I did not want to look up. I knew what I had done. Now I had to face my dad. His deer . . . oh, God, his deer. There was no way he stuck around after that noise. As I stood up, the first eyes I met were not the beautiful, loving, and adoring eyes I had seen only seconds earlier; these eyes were anything but beautiful and friendly. They belonged to my dad.
"I--, I--, I'm sorry" I whispered.
No response. All I could do was stare at him. Then I saw it---the gun. Daddy had been all set to shoot that deer. The gun was ready to fire. His mind had been set on go. Now with no deer to shoot, I just knew I was next in line. He slowly raised the barrel of the gun, and I saw my life flash before my eyes. His eyes never left mine, and they seemed to hold me to the very place where I stood. I could not move. Finally, he moved; he grabbed his gun case and mumbled on his way out, "Come on; let 's go."
I had walked the path through those woods a million times before. Never before had the road seemed as long and treacherous as it seemed on that day. Daddy carried his gun case, but the shotgun was not in it. I was convinced that just around the next bend he was going to take his anger out on me. If only I had stayed at home, he would have his deer. If only I had stayed at home, he would be the envy of the other men in my family. If only I had stayed at home . . .
Then home came into sight. I decided I had better make my apology now if I was going to make one. So, I summoned every ounce of courage my ten-year-old little body could muster and spoke.
"I'm sorry, Daddy. I didn't mean to scare him. I just fell. I'm sorry."
Silence. He was not going to forgive me . . . ever.
"Really, Daddy. I---"
"Shhh. I know. It's okay. He wasn't big enough anyway."
Liar. I had seen that deer. I might be a girl, but I knew what constituted a "big enough" deer to the men in my family, and this one had been HUGE!! Somewhere deep inside I knew Daddy was trying to forgive me, but what would he feel like once everyo ne else heard what happened? Sure, it was easy to forgive me outside in the cold with no one else around, but inside that house with all the other mighty hunters was going to be a different story, and I knew it.
As we entered the house, I braced for the shame.
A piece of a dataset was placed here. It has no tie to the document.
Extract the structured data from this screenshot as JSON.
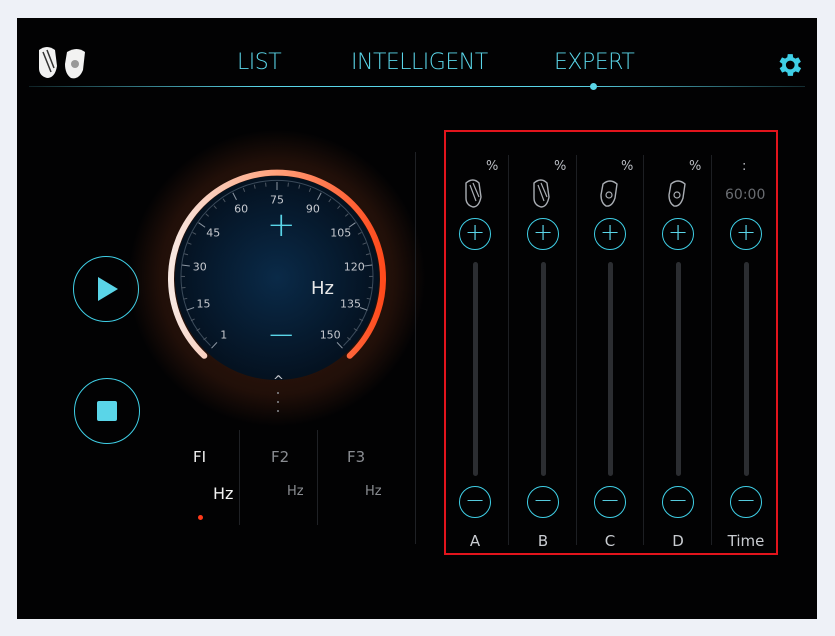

"So, did ya' see anything out there at The Stand?" my cousin Kyle asked. "Man, that's the best spot there is!"
Daddy paused; I tensed.
"No," Daddy said, "we didn't see a thing."